(DATA SECTION):
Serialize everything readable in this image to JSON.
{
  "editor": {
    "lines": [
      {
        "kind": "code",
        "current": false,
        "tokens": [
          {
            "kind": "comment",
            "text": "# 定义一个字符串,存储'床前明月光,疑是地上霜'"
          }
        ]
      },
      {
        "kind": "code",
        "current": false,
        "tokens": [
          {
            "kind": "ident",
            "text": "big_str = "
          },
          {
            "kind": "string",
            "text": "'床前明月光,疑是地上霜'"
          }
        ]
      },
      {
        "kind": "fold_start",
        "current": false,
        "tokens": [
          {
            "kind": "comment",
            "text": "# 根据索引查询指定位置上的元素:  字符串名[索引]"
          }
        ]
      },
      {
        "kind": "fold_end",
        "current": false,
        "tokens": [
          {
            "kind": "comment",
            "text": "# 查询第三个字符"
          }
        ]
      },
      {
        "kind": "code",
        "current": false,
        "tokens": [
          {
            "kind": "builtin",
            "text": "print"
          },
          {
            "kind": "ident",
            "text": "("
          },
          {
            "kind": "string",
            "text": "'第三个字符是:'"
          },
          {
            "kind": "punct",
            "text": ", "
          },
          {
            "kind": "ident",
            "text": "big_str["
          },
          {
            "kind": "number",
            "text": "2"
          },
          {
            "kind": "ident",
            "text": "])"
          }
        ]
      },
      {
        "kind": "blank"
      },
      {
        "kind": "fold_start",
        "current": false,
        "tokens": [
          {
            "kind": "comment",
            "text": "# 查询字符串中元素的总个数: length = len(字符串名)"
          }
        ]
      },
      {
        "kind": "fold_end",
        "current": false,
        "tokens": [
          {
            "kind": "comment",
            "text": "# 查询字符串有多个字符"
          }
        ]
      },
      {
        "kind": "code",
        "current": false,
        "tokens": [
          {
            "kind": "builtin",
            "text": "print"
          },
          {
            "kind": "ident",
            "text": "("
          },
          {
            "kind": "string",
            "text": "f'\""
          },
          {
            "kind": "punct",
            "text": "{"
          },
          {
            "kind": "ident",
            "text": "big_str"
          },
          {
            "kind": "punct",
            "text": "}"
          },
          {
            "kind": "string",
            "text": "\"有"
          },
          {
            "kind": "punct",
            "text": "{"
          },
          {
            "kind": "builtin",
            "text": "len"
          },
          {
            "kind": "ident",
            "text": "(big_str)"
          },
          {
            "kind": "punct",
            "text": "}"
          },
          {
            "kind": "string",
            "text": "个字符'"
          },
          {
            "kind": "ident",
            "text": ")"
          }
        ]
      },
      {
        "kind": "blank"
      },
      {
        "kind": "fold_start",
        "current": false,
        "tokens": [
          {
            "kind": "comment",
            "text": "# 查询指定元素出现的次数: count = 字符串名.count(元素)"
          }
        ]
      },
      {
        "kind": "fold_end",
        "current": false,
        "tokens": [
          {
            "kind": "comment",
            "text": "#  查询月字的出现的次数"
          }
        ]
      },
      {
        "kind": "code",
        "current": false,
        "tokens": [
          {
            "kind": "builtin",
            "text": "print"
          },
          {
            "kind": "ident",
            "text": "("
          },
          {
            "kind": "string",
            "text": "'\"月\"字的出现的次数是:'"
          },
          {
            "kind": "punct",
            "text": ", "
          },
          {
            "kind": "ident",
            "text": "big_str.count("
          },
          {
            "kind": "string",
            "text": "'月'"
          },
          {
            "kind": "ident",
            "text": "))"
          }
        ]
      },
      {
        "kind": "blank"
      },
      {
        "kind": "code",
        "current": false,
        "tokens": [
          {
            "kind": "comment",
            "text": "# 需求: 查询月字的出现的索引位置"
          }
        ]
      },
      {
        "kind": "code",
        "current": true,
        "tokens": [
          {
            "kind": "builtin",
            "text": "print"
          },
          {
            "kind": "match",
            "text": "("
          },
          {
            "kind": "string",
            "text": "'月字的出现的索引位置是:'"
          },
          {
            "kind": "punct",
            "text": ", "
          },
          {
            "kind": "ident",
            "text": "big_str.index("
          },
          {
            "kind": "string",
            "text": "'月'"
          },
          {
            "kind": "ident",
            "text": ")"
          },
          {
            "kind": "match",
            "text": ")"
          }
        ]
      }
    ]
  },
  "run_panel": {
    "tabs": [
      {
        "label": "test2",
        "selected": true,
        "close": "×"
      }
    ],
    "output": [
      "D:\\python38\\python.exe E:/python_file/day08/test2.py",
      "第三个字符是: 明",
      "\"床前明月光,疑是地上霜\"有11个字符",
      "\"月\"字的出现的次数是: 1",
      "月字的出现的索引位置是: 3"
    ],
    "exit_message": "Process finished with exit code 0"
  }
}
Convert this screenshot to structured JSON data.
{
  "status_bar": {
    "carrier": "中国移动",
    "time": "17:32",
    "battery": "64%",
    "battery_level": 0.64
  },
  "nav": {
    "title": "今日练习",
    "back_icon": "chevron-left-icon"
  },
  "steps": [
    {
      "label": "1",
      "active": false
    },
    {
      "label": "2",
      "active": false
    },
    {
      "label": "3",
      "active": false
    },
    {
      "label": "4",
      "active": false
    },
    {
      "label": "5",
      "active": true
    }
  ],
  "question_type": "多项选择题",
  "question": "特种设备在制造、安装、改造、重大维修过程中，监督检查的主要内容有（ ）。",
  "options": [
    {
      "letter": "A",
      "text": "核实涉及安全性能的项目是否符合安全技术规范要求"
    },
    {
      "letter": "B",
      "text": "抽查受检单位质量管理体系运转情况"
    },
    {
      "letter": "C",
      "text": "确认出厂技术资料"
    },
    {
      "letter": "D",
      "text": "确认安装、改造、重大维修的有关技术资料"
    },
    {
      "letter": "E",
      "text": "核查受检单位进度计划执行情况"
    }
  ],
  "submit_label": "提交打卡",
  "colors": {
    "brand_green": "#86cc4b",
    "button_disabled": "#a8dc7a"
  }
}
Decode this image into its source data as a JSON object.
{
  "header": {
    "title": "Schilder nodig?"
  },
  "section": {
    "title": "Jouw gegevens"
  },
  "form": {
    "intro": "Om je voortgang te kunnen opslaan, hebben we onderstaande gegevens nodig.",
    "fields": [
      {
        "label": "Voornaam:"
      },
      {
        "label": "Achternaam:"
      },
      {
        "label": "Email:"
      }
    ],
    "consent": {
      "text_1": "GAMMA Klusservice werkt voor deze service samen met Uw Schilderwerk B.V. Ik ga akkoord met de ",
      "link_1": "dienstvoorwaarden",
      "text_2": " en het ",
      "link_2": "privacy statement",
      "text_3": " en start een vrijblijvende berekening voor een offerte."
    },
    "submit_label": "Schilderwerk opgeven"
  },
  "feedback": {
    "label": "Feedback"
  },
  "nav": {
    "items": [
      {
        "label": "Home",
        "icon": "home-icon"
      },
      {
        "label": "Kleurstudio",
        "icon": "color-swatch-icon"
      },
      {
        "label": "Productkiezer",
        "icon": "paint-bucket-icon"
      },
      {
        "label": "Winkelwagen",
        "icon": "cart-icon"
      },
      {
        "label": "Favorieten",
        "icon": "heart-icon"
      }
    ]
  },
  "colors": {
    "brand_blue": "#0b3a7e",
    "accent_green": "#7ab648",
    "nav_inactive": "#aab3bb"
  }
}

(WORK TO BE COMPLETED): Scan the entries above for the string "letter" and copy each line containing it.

(ANSWER BELOW):
      "letter": "A",
      "letter": "B",
      "letter": "C",
      "letter": "D",
      "letter": "E",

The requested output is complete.